Dataset rows for apps and sites
------------------------------------------------------------------------
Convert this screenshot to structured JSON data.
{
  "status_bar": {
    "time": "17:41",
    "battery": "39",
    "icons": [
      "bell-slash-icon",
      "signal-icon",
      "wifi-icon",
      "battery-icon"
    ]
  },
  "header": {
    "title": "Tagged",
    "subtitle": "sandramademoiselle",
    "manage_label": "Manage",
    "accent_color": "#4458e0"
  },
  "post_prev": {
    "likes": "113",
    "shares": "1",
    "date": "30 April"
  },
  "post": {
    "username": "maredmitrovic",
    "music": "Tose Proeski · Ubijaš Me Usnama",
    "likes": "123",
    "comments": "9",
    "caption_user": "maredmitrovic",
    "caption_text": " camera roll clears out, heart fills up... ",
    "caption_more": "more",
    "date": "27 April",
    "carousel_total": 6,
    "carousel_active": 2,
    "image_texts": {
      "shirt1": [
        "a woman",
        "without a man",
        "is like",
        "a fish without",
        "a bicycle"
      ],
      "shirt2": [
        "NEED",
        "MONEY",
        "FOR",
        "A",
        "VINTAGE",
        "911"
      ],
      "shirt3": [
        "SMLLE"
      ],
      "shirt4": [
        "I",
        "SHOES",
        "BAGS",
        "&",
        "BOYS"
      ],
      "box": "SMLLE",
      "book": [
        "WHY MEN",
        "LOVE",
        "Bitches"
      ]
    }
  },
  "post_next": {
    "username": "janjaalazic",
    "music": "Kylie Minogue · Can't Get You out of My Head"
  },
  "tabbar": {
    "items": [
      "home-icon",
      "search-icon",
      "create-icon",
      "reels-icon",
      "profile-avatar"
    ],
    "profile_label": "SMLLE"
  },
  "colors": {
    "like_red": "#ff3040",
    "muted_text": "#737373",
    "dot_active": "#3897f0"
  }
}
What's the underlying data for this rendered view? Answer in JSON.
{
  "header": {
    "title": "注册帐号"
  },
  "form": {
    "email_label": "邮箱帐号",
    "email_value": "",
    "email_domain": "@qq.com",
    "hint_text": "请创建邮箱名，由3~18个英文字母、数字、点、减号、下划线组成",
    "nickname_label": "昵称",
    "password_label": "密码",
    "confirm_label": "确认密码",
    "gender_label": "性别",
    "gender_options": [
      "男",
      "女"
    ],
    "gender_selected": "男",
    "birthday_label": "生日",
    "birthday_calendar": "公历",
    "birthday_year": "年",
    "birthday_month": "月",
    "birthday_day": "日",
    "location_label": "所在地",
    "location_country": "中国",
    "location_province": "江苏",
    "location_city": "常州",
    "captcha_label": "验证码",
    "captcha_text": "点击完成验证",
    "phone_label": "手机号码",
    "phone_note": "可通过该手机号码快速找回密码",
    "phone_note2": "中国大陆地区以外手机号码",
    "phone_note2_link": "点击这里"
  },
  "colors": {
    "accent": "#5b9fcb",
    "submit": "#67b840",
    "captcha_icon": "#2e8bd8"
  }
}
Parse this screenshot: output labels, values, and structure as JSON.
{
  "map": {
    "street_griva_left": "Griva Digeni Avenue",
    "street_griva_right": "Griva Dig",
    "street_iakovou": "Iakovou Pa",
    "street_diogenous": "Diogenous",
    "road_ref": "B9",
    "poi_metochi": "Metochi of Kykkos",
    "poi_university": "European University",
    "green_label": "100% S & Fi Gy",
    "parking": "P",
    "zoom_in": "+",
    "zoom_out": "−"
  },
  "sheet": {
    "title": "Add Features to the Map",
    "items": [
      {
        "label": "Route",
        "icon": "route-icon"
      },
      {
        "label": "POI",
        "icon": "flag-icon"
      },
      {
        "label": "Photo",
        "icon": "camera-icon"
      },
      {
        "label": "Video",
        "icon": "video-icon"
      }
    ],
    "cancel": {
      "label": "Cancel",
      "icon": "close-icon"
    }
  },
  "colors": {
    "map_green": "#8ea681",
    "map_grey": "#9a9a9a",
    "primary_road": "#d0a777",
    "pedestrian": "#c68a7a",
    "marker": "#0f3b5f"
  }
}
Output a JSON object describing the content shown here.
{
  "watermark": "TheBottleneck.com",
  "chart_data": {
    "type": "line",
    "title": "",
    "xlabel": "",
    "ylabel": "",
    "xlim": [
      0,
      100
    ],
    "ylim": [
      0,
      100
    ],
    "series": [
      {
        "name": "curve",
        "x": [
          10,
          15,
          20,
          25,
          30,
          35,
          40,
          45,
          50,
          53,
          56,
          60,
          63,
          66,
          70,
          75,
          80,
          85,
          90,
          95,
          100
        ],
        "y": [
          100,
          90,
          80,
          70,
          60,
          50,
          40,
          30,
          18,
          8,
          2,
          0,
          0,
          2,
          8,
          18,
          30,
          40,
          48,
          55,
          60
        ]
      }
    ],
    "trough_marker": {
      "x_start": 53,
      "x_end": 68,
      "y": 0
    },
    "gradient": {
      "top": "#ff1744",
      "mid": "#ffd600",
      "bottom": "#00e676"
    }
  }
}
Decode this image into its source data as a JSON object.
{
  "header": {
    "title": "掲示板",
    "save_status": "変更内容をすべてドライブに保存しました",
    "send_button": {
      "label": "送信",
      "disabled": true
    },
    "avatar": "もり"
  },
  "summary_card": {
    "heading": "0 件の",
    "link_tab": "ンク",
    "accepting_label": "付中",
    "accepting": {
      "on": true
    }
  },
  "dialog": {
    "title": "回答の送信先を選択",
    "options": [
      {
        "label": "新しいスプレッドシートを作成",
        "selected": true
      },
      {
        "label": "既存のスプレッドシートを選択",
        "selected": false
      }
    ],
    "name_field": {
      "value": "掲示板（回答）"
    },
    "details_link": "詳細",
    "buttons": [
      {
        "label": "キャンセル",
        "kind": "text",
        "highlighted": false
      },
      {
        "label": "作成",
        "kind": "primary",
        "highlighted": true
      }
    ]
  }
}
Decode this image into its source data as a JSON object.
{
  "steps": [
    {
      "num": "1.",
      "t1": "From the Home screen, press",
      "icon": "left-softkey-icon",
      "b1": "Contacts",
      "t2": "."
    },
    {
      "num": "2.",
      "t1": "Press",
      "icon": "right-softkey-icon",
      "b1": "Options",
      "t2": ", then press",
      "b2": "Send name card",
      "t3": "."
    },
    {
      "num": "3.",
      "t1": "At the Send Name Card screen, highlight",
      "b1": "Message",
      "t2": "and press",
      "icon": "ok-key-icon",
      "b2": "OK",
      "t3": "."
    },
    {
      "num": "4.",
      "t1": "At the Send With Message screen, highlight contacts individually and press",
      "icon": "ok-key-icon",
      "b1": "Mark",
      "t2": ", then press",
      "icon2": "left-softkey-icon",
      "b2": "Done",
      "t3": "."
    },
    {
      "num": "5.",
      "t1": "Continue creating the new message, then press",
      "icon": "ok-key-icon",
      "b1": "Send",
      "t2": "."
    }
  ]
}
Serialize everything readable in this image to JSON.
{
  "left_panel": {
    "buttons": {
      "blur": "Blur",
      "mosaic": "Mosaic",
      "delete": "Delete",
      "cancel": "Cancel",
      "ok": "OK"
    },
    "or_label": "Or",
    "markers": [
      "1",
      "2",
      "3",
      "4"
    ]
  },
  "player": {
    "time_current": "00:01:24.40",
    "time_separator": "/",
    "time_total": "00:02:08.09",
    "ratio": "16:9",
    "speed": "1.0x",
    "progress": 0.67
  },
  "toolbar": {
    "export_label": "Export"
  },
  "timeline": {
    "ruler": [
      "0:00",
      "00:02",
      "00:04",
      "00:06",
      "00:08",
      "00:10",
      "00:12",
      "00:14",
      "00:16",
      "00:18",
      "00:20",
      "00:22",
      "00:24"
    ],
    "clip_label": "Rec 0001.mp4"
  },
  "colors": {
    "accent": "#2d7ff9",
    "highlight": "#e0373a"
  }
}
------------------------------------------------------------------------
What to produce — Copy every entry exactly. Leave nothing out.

Reply —
Convert this screenshot to structured JSON data.
{
  "status_bar": {
    "time": "17:41",
    "battery": "39",
    "icons": [
      "bell-slash-icon",
      "signal-icon",
      "wifi-icon",
      "battery-icon"
    ]
  },
  "header": {
    "title": "Tagged",
    "subtitle": "sandramademoiselle",
    "manage_label": "Manage",
    "accent_color": "#4458e0"
  },
  "post_prev": {
    "likes": "113",
    "shares": "1",
    "date": "30 April"
  },
  "post": {
    "username": "maredmitrovic",
    "music": "Tose Proeski · Ubijaš Me Usnama",
    "likes": "123",
    "comments": "9",
    "caption_user": "maredmitrovic",
    "caption_text": " camera roll clears out, heart fills up... ",
    "caption_more": "more",
    "date": "27 April",
    "carousel_total": 6,
    "carousel_active": 2,
    "image_texts": {
      "shirt1": [
        "a woman",
        "without a man",
        "is like",
        "a fish without",
        "a bicycle"
      ],
      "shirt2": [
        "NEED",
        "MONEY",
        "FOR",
        "A",
        "VINTAGE",
        "911"
      ],
      "shirt3": [
        "SMLLE"
      ],
      "shirt4": [
        "I",
        "SHOES",
        "BAGS",
        "&",
        "BOYS"
      ],
      "box": "SMLLE",
      "book": [
        "WHY MEN",
        "LOVE",
        "Bitches"
      ]
    }
  },
  "post_next": {
    "username": "janjaalazic",
    "music": "Kylie Minogue · Can't Get You out of My Head"
  },
  "tabbar": {
    "items": [
      "home-icon",
      "search-icon",
      "create-icon",
      "reels-icon",
      "profile-avatar"
    ],
    "profile_label": "SMLLE"
  },
  "colors": {
    "like_red": "#ff3040",
    "muted_text": "#737373",
    "dot_active": "#3897f0"
  }
}
What's the underlying data for this rendered view? Answer in JSON.
{
  "header": {
    "title": "注册帐号"
  },
  "form": {
    "email_label": "邮箱帐号",
    "email_value": "",
    "email_domain": "@qq.com",
    "hint_text": "请创建邮箱名，由3~18个英文字母、数字、点、减号、下划线组成",
    "nickname_label": "昵称",
    "password_label": "密码",
    "confirm_label": "确认密码",
    "gender_label": "性别",
    "gender_options": [
      "男",
      "女"
    ],
    "gender_selected": "男",
    "birthday_label": "生日",
    "birthday_calendar": "公历",
    "birthday_year": "年",
    "birthday_month": "月",
    "birthday_day": "日",
    "location_label": "所在地",
    "location_country": "中国",
    "location_province": "江苏",
    "location_city": "常州",
    "captcha_label": "验证码",
    "captcha_text": "点击完成验证",
    "phone_label": "手机号码",
    "phone_note": "可通过该手机号码快速找回密码",
    "phone_note2": "中国大陆地区以外手机号码",
    "phone_note2_link": "点击这里"
  },
  "colors": {
    "accent": "#5b9fcb",
    "submit": "#67b840",
    "captcha_icon": "#2e8bd8"
  }
}
Parse this screenshot: output labels, values, and structure as JSON.
{
  "map": {
    "street_griva_left": "Griva Digeni Avenue",
    "street_griva_right": "Griva Dig",
    "street_iakovou": "Iakovou Pa",
    "street_diogenous": "Diogenous",
    "road_ref": "B9",
    "poi_metochi": "Metochi of Kykkos",
    "poi_university": "European University",
    "green_label": "100% S & Fi Gy",
    "parking": "P",
    "zoom_in": "+",
    "zoom_out": "−"
  },
  "sheet": {
    "title": "Add Features to the Map",
    "items": [
      {
        "label": "Route",
        "icon": "route-icon"
      },
      {
        "label": "POI",
        "icon": "flag-icon"
      },
      {
        "label": "Photo",
        "icon": "camera-icon"
      },
      {
        "label": "Video",
        "icon": "video-icon"
      }
    ],
    "cancel": {
      "label": "Cancel",
      "icon": "close-icon"
    }
  },
  "colors": {
    "map_green": "#8ea681",
    "map_grey": "#9a9a9a",
    "primary_road": "#d0a777",
    "pedestrian": "#c68a7a",
    "marker": "#0f3b5f"
  }
}
Output a JSON object describing the content shown here.
{
  "watermark": "TheBottleneck.com",
  "chart_data": {
    "type": "line",
    "title": "",
    "xlabel": "",
    "ylabel": "",
    "xlim": [
      0,
      100
    ],
    "ylim": [
      0,
      100
    ],
    "series": [
      {
        "name": "curve",
        "x": [
          10,
          15,
          20,
          25,
          30,
          35,
          40,
          45,
          50,
          53,
          56,
          60,
          63,
          66,
          70,
          75,
          80,
          85,
          90,
          95,
          100
        ],
        "y": [
          100,
          90,
          80,
          70,
          60,
          50,
          40,
          30,
          18,
          8,
          2,
          0,
          0,
          2,
          8,
          18,
          30,
          40,
          48,
          55,
          60
        ]
      }
    ],
    "trough_marker": {
      "x_start": 53,
      "x_end": 68,
      "y": 0
    },
    "gradient": {
      "top": "#ff1744",
      "mid": "#ffd600",
      "bottom": "#00e676"
    }
  }
}
Decode this image into its source data as a JSON object.
{
  "header": {
    "title": "掲示板",
    "save_status": "変更内容をすべてドライブに保存しました",
    "send_button": {
      "label": "送信",
      "disabled": true
    },
    "avatar": "もり"
  },
  "summary_card": {
    "heading": "0 件の",
    "link_tab": "ンク",
    "accepting_label": "付中",
    "accepting": {
      "on": true
    }
  },
  "dialog": {
    "title": "回答の送信先を選択",
    "options": [
      {
        "label": "新しいスプレッドシートを作成",
        "selected": true
      },
      {
        "label": "既存のスプレッドシートを選択",
        "selected": false
      }
    ],
    "name_field": {
      "value": "掲示板（回答）"
    },
    "details_link": "詳細",
    "buttons": [
      {
        "label": "キャンセル",
        "kind": "text",
        "highlighted": false
      },
      {
        "label": "作成",
        "kind": "primary",
        "highlighted": true
      }
    ]
  }
}
Decode this image into its source data as a JSON object.
{
  "steps": [
    {
      "num": "1.",
      "t1": "From the Home screen, press",
      "icon": "left-softkey-icon",
      "b1": "Contacts",
      "t2": "."
    },
    {
      "num": "2.",
      "t1": "Press",
      "icon": "right-softkey-icon",
      "b1": "Options",
      "t2": ", then press",
      "b2": "Send name card",
      "t3": "."
    },
    {
      "num": "3.",
      "t1": "At the Send Name Card screen, highlight",
      "b1": "Message",
      "t2": "and press",
      "icon": "ok-key-icon",
      "b2": "OK",
      "t3": "."
    },
    {
      "num": "4.",
      "t1": "At the Send With Message screen, highlight contacts individually and press",
      "icon": "ok-key-icon",
      "b1": "Mark",
      "t2": ", then press",
      "icon2": "left-softkey-icon",
      "b2": "Done",
      "t3": "."
    },
    {
      "num": "5.",
      "t1": "Continue creating the new message, then press",
      "icon": "ok-key-icon",
      "b1": "Send",
      "t2": "."
    }
  ]
}
Serialize everything readable in this image to JSON.
{
  "left_panel": {
    "buttons": {
      "blur": "Blur",
      "mosaic": "Mosaic",
      "delete": "Delete",
      "cancel": "Cancel",
      "ok": "OK"
    },
    "or_label": "Or",
    "markers": [
      "1",
      "2",
      "3",
      "4"
    ]
  },
  "player": {
    "time_current": "00:01:24.40",
    "time_separator": "/",
    "time_total": "00:02:08.09",
    "ratio": "16:9",
    "speed": "1.0x",
    "progress": 0.67
  },
  "toolbar": {
    "export_label": "Export"
  },
  "timeline": {
    "ruler": [
      "0:00",
      "00:02",
      "00:04",
      "00:06",
      "00:08",
      "00:10",
      "00:12",
      "00:14",
      "00:16",
      "00:18",
      "00:20",
      "00:22",
      "00:24"
    ],
    "clip_label": "Rec 0001.mp4"
  },
  "colors": {
    "accent": "#2d7ff9",
    "highlight": "#e0373a"
  }
}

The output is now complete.